Equipping And Empowering Its Ministers. 

The Moravian Church has always sought to prepare its Ministers for the work of ministry in the best way possible. The Church realized that if natives would be prepared for ministry they would need to be trained from very early in their teens, in order to bring them to the standard where they would become more effective leaders and pastors.

The native ministry from 1856 to 1885 was recruited from the teachers who assisted in the church work and did private studies under the supervision of a missionary until ordination, but this plan was full of difficulties and disadvantages. The missionaries did not think that our own people were capable enough to assume full leadership roles and so they were very reluctant to let go of the control they had on the work. This led to conflict and mistrust. In addition, the native people felt that the missionaries wanted to keep them in subjection and have a dependency syndrome. Whether the missionaries liked it or not the Province needed to build up a strong native ministry if the Church would continue to make a significant contribution to the spiritual life of our people. This required a systematic program of theological training. The survival and sustainability of the Church depended on the training and empowering of Indigenous leaders. In May, 1883, the General Synod (Unity Synod), decided to establish a Theological Seminary at Nisky in St Thomas, where systematic training would be given to natives to prepare them for the work of ministry.

The Seminary was opened on the 1st February, 1885, with three students. Students were admitted if they passed an examination with more than seventy five percent average in Grammar, Composition, Sacred History, Arithmetic, Geography, Dictation, Algebra and Geometry, or if they possessed a First Class Teachers’ Certificate from Mico Teachers’ College. Once they entered Seminary, the course of study lasted for three years. The course of study consisted of Old Testament History, Rhetoric, Natural science, Logic, Algebra, Geometry, Latin, Greek, Old Testament Exegesis, Church History, Moravian Church History, Homiletics, Dogmatics, Anatomy and Physiology, New Testament Exegesis, Liturgics and Pastoral Theology. The Seminary made a very good impression on the life of the Church. Our indigenous people were emerging as first class Leaders and Pastors. They proved that once given the opportunity that no mountain was too high to surmount.

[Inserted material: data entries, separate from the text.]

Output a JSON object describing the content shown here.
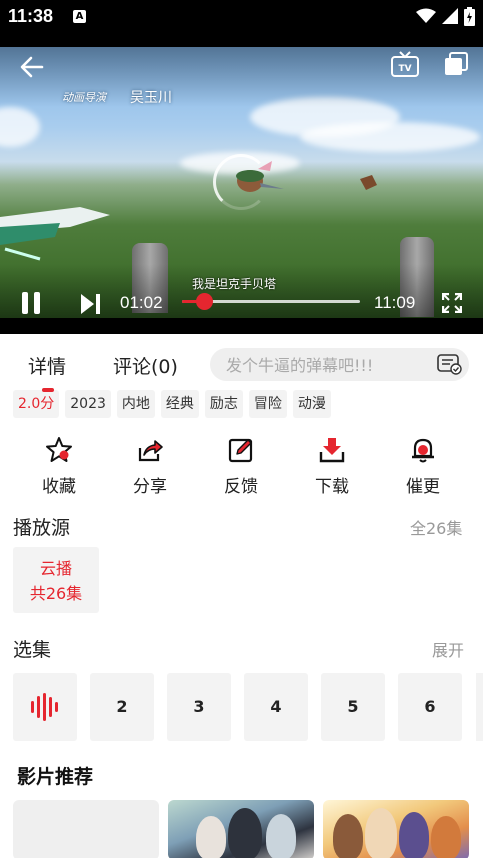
{
  "status_bar": {
    "time": "11:38",
    "notification_icon": "A"
  },
  "player": {
    "credit_role": "动画导演",
    "credit_name": "吴玉川",
    "subtitle": "我是坦克手贝塔",
    "current_time": "01:02",
    "total_time": "11:09",
    "progress_fraction": 0.125,
    "accent_color": "#e5262f"
  },
  "tabs": [
    {
      "label": "详情"
    },
    {
      "label": "评论(0)"
    }
  ],
  "danmaku": {
    "placeholder": "发个牛逼的弹幕吧!!!"
  },
  "tags": [
    "2.0分",
    "2023",
    "内地",
    "经典",
    "励志",
    "冒险",
    "动漫"
  ],
  "actions": [
    {
      "label": "收藏",
      "icon": "star-icon"
    },
    {
      "label": "分享",
      "icon": "share-icon"
    },
    {
      "label": "反馈",
      "icon": "edit-icon"
    },
    {
      "label": "下载",
      "icon": "download-icon"
    },
    {
      "label": "催更",
      "icon": "bell-icon"
    }
  ],
  "source": {
    "title": "播放源",
    "total": "全26集",
    "card_line1": "云播",
    "card_line2": "共26集"
  },
  "episodes": {
    "title": "选集",
    "expand": "展开",
    "items": [
      "1",
      "2",
      "3",
      "4",
      "5",
      "6"
    ],
    "playing": "1"
  },
  "recommend": {
    "title": "影片推荐"
  }
}
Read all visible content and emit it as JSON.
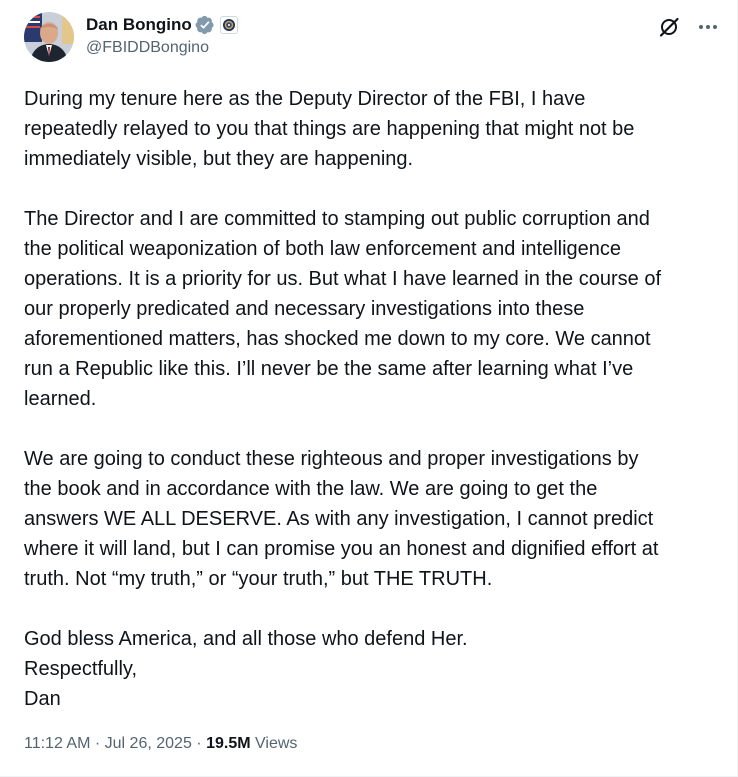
{
  "author": {
    "display_name": "Dan Bongino",
    "handle": "@FBIDDBongino"
  },
  "tweet": {
    "paragraphs": [
      [
        "During my tenure here as the Deputy Director of the FBI, I have",
        "repeatedly relayed to you that things are happening that might not be",
        "immediately visible, but they are happening."
      ],
      [
        "The Director and I are committed to stamping out public corruption and",
        "the political weaponization of both law enforcement and intelligence",
        "operations. It is a priority for us. But what I have learned in the course of",
        "our properly predicated and necessary investigations into these",
        "aforementioned matters, has shocked me down to my core. We cannot",
        "run a Republic like this. I’ll never be the same after learning what I’ve",
        "learned."
      ],
      [
        "We are going to conduct these righteous and proper investigations by",
        "the book and in accordance with the law. We are going to get the",
        "answers WE ALL DESERVE. As with any investigation, I cannot predict",
        "where it will land, but I can promise you an honest and dignified effort at",
        "truth. Not “my truth,” or “your truth,” but THE TRUTH."
      ],
      [
        "God bless America, and all those who defend Her.",
        "Respectfully,",
        "Dan"
      ]
    ]
  },
  "meta": {
    "time": "11:12 AM",
    "separator": "·",
    "date": "Jul 26, 2025",
    "views_count": "19.5M",
    "views_label": "Views"
  },
  "icons": {
    "verified": "verified-badge-icon",
    "affiliate": "fbi-seal-affiliate-icon",
    "grok": "grok-icon",
    "more": "more-options-icon"
  },
  "colors": {
    "text_primary": "#0f1419",
    "text_secondary": "#536471",
    "verified_badge": "#829aab"
  }
}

Today our Church in the Caribbean has mushroomed under total indigenous leadership. Mistakes have been made, but the Church can be justly proud that it gave the opportunity to its sons and daughters to use their gifts to the glory of God. The men and women in the Pew can rejoice and give God the glory their monies have been well spent in the training of our Ministers. (Next time we shall continue with the development of the seminary and its continued impact).


Written by Rev. Dr. Cortroy Jarvis